» Work request
The lines to copy are those in the listing that hold the word "Credentials".

» Extracted records
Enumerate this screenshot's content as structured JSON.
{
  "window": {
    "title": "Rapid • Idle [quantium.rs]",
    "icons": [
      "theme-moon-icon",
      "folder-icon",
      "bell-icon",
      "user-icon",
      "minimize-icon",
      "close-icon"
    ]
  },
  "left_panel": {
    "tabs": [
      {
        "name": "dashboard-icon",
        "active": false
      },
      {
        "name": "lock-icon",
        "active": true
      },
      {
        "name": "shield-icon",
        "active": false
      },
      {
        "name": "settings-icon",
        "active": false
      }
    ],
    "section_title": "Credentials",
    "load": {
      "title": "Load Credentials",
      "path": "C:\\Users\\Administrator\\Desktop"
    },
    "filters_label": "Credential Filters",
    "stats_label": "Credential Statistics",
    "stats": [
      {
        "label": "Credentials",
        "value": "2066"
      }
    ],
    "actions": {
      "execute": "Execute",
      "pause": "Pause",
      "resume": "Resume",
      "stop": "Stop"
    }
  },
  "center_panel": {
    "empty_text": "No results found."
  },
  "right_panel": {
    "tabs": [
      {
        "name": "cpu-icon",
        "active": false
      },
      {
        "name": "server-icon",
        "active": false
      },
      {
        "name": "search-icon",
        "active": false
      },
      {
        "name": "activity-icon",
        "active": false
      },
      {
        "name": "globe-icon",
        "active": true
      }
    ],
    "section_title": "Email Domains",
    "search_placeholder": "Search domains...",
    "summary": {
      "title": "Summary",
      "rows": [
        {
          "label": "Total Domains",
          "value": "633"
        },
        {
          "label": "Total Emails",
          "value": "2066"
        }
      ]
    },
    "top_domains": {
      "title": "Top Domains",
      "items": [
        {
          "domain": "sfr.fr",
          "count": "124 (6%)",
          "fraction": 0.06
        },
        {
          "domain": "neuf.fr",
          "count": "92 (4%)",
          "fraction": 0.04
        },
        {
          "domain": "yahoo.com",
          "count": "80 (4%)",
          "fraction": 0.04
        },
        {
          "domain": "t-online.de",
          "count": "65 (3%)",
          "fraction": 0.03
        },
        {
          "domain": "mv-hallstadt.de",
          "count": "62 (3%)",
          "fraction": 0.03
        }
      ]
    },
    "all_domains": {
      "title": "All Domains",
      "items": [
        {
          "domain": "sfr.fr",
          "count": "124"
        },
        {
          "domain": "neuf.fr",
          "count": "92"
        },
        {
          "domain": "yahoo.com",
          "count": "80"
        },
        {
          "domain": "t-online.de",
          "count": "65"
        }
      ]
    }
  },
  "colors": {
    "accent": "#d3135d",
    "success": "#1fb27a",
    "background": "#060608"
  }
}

» Answer section
    "section_title": "Credentials",
      "title": "Load Credentials",
        "label": "Credentials",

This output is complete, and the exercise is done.